▶ **TRY IT**
Give back the full listing that follows exactly as it reads.

* * *

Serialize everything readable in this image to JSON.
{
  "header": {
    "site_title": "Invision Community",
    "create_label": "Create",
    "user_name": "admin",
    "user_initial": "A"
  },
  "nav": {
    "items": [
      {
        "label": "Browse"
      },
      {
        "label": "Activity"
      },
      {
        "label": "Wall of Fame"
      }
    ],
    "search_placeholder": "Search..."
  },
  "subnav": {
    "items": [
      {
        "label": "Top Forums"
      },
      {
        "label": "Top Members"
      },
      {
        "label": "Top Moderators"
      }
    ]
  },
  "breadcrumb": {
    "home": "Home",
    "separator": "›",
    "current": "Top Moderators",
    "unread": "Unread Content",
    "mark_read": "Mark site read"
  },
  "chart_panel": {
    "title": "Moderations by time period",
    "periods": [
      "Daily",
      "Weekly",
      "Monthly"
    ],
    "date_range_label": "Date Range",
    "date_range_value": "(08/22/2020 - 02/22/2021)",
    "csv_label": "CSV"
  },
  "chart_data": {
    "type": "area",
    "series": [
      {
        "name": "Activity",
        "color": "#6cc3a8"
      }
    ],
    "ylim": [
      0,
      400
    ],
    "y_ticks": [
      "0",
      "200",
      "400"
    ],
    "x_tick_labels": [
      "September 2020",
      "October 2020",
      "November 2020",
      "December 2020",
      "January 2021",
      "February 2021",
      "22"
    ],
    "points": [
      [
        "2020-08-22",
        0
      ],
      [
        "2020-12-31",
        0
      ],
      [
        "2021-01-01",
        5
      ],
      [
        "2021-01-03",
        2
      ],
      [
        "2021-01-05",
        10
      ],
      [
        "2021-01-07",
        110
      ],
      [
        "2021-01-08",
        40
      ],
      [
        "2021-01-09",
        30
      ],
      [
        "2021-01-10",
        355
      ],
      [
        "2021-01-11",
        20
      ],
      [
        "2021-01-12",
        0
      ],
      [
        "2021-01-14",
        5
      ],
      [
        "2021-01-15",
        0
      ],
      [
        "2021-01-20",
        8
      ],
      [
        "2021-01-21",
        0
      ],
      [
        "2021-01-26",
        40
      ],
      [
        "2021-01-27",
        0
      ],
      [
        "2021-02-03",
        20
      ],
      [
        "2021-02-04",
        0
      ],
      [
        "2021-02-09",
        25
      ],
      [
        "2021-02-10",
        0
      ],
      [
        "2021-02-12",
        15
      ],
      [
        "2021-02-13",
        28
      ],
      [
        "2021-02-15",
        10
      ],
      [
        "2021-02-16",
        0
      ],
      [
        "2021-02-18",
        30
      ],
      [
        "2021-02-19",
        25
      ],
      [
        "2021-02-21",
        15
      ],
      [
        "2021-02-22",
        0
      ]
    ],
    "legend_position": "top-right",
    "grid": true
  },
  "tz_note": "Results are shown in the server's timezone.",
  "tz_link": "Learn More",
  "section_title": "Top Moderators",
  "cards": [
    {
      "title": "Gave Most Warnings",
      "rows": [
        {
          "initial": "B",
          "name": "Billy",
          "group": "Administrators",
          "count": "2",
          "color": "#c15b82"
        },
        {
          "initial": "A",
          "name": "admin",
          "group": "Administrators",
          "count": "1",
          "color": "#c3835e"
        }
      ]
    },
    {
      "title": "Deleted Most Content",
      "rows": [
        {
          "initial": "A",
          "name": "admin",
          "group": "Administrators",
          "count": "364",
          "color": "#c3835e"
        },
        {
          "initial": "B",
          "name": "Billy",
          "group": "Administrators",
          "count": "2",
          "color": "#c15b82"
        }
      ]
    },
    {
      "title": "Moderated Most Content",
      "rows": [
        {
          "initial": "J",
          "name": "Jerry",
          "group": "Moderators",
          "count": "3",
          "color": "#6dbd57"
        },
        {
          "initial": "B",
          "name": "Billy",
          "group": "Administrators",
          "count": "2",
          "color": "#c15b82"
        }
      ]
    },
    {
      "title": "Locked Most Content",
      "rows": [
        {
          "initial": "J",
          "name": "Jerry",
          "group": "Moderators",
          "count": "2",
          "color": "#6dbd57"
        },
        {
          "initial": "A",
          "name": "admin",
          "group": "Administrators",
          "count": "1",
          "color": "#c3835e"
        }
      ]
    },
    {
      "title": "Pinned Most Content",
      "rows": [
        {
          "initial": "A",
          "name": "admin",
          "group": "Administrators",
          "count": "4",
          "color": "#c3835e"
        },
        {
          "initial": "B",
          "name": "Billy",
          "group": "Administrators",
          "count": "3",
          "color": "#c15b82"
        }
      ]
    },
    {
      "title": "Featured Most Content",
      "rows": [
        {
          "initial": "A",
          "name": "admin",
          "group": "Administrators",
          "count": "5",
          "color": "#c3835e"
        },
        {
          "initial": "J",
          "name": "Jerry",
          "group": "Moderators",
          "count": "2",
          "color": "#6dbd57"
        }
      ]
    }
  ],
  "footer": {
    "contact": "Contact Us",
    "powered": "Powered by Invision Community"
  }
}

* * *

▶ **RESPONSE BELOW**
Serialize everything readable in this image to JSON.
{
  "header": {
    "site_title": "Invision Community",
    "create_label": "Create",
    "user_name": "admin",
    "user_initial": "A"
  },
  "nav": {
    "items": [
      {
        "label": "Browse"
      },
      {
        "label": "Activity"
      },
      {
        "label": "Wall of Fame"
      }
    ],
    "search_placeholder": "Search..."
  },
  "subnav": {
    "items": [
      {
        "label": "Top Forums"
      },
      {
        "label": "Top Members"
      },
      {
        "label": "Top Moderators"
      }
    ]
  },
  "breadcrumb": {
    "home": "Home",
    "separator": "›",
    "current": "Top Moderators",
    "unread": "Unread Content",
    "mark_read": "Mark site read"
  },
  "chart_panel": {
    "title": "Moderations by time period",
    "periods": [
      "Daily",
      "Weekly",
      "Monthly"
    ],
    "date_range_label": "Date Range",
    "date_range_value": "(08/22/2020 - 02/22/2021)",
    "csv_label": "CSV"
  },
  "chart_data": {
    "type": "area",
    "series": [
      {
        "name": "Activity",
        "color": "#6cc3a8"
      }
    ],
    "ylim": [
      0,
      400
    ],
    "y_ticks": [
      "0",
      "200",
      "400"
    ],
    "x_tick_labels": [
      "September 2020",
      "October 2020",
      "November 2020",
      "December 2020",
      "January 2021",
      "February 2021",
      "22"
    ],
    "points": [
      [
        "2020-08-22",
        0
      ],
      [
        "2020-12-31",
        0
      ],
      [
        "2021-01-01",
        5
      ],
      [
        "2021-01-03",
        2
      ],
      [
        "2021-01-05",
        10
      ],
      [
        "2021-01-07",
        110
      ],
      [
        "2021-01-08",
        40
      ],
      [
        "2021-01-09",
        30
      ],
      [
        "2021-01-10",
        355
      ],
      [
        "2021-01-11",
        20
      ],
      [
        "2021-01-12",
        0
      ],
      [
        "2021-01-14",
        5
      ],
      [
        "2021-01-15",
        0
      ],
      [
        "2021-01-20",
        8
      ],
      [
        "2021-01-21",
        0
      ],
      [
        "2021-01-26",
        40
      ],
      [
        "2021-01-27",
        0
      ],
      [
        "2021-02-03",
        20
      ],
      [
        "2021-02-04",
        0
      ],
      [
        "2021-02-09",
        25
      ],
      [
        "2021-02-10",
        0
      ],
      [
        "2021-02-12",
        15
      ],
      [
        "2021-02-13",
        28
      ],
      [
        "2021-02-15",
        10
      ],
      [
        "2021-02-16",
        0
      ],
      [
        "2021-02-18",
        30
      ],
      [
        "2021-02-19",
        25
      ],
      [
        "2021-02-21",
        15
      ],
      [
        "2021-02-22",
        0
      ]
    ],
    "legend_position": "top-right",
    "grid": true
  },
  "tz_note": "Results are shown in the server's timezone.",
  "tz_link": "Learn More",
  "section_title": "Top Moderators",
  "cards": [
    {
      "title": "Gave Most Warnings",
      "rows": [
        {
          "initial": "B",
          "name": "Billy",
          "group": "Administrators",
          "count": "2",
          "color": "#c15b82"
        },
        {
          "initial": "A",
          "name": "admin",
          "group": "Administrators",
          "count": "1",
          "color": "#c3835e"
        }
      ]
    },
    {
      "title": "Deleted Most Content",
      "rows": [
        {
          "initial": "A",
          "name": "admin",
          "group": "Administrators",
          "count": "364",
          "color": "#c3835e"
        },
        {
          "initial": "B",
          "name": "Billy",
          "group": "Administrators",
          "count": "2",
          "color": "#c15b82"
        }
      ]
    },
    {
      "title": "Moderated Most Content",
      "rows": [
        {
          "initial": "J",
          "name": "Jerry",
          "group": "Moderators",
          "count": "3",
          "color": "#6dbd57"
        },
        {
          "initial": "B",
          "name": "Billy",
          "group": "Administrators",
          "count": "2",
          "color": "#c15b82"
        }
      ]
    },
    {
      "title": "Locked Most Content",
      "rows": [
        {
          "initial": "J",
          "name": "Jerry",
          "group": "Moderators",
          "count": "2",
          "color": "#6dbd57"
        },
        {
          "initial": "A",
          "name": "admin",
          "group": "Administrators",
          "count": "1",
          "color": "#c3835e"
        }
      ]
    },
    {
      "title": "Pinned Most Content",
      "rows": [
        {
          "initial": "A",
          "name": "admin",
          "group": "Administrators",
          "count": "4",
          "color": "#c3835e"
        },
        {
          "initial": "B",
          "name": "Billy",
          "group": "Administrators",
          "count": "3",
          "color": "#c15b82"
        }
      ]
    },
    {
      "title": "Featured Most Content",
      "rows": [
        {
          "initial": "A",
          "name": "admin",
          "group": "Administrators",
          "count": "5",
          "color": "#c3835e"
        },
        {
          "initial": "J",
          "name": "Jerry",
          "group": "Moderators",
          "count": "2",
          "color": "#6dbd57"
        }
      ]
    }
  ],
  "footer": {
    "contact": "Contact Us",
    "powered": "Powered by Invision Community"
  }
}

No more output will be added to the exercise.